In general life-with-Ethan-in-Europe was quite similar to life-with-Ethan-in-Canada. Here are a few notes about our experiences:
- We travelled in both Germany (Düsseldorf) and the eastern Netherlands, staying in a VW camper.
- DRM, the camper rental operation, had no issue with Ethan, simply asking us to pay particular attention to the before-return-cleaning, which we did.
- Every campground we stayed at welcomed Ethan without hesitation (most of the campgrounds allowed dogs in general, as long as they were kept on a leash).
- One restaurant, a sushi place in Düsseldorf, refused to let us bring Ethan inside, despite our explanation that he was a dog guide.
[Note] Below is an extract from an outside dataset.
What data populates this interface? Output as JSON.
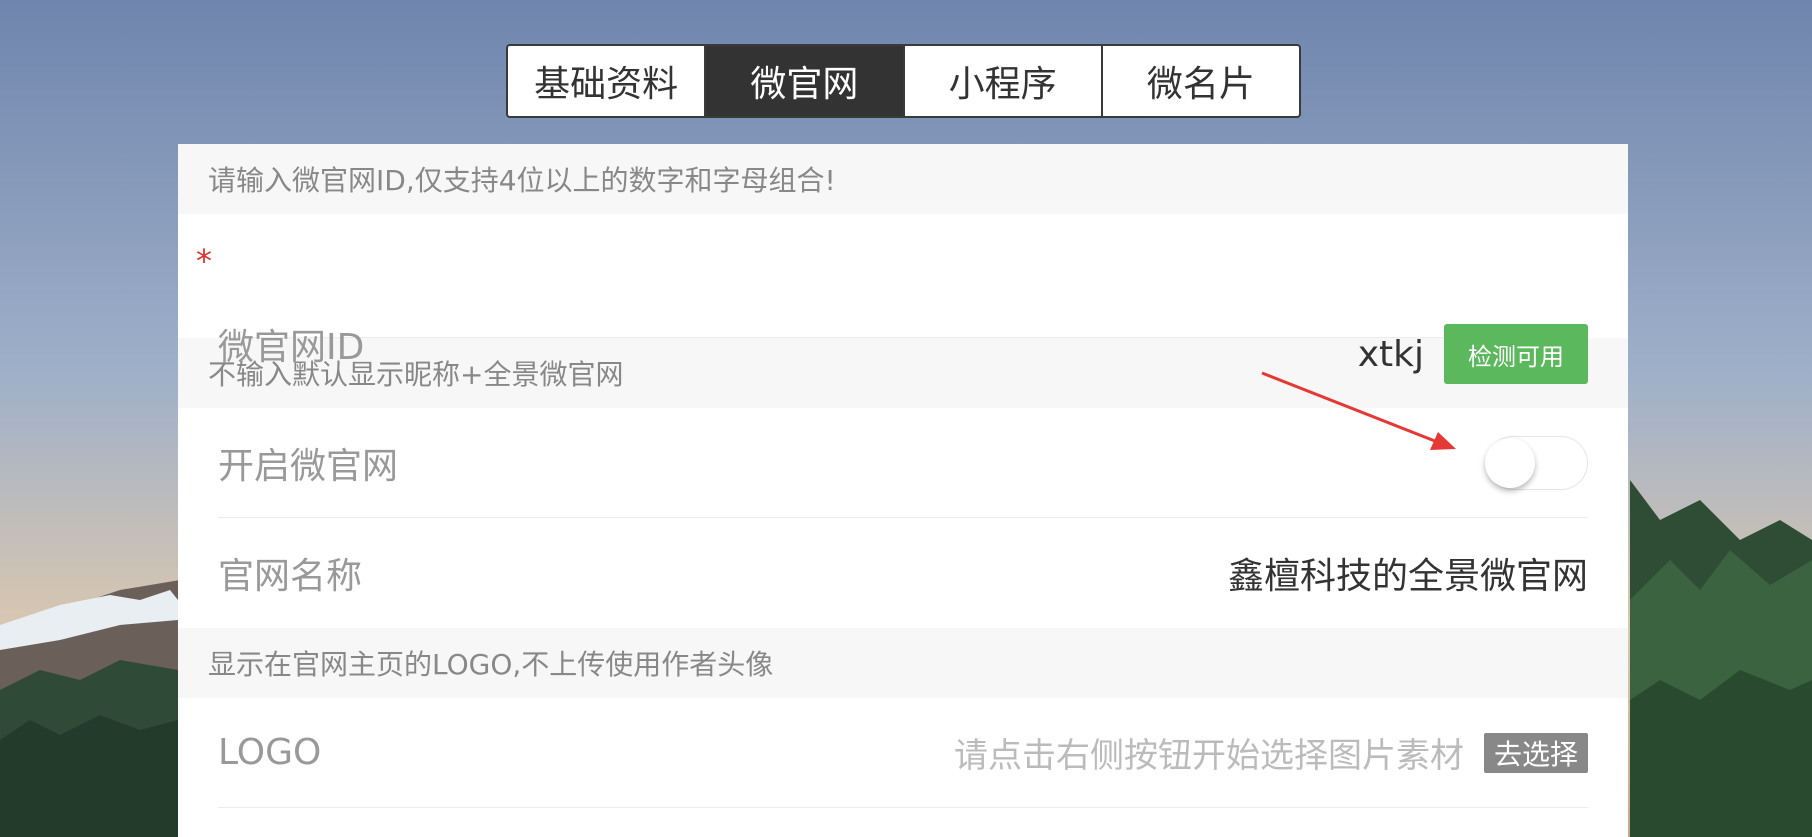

They did let us eat outside on the patio, after a 20 minute wait for a table to open up.
- Every other restaurant had no issue with Ethan at all; indeed most restaurants supplied us with bowl of water for Ethan without us even asking.
- Several shops – a grocery store, a national park gift shop and a few others – told us that dogs weren’t allowed before realizing that Ethan was a service dog. After explaining this to them – Service-Hund in German and geleidehond were the keywords that we used to good end – our interogators were universally apologetic and allowed Ethan to stay with us.
One of the unfortunate ironies of traveling with a service dog is that the stress of needing to worry about whether or not the dog will be allowed where we want to go mitigated some of the very stress-reduction that Ethan’s presence injects into our day to day life; fortunately, as the trip wore on and we got used to the situation this stress withered away, and by the end of the trip we were pretty confident that we’d be able to handle almost any situation.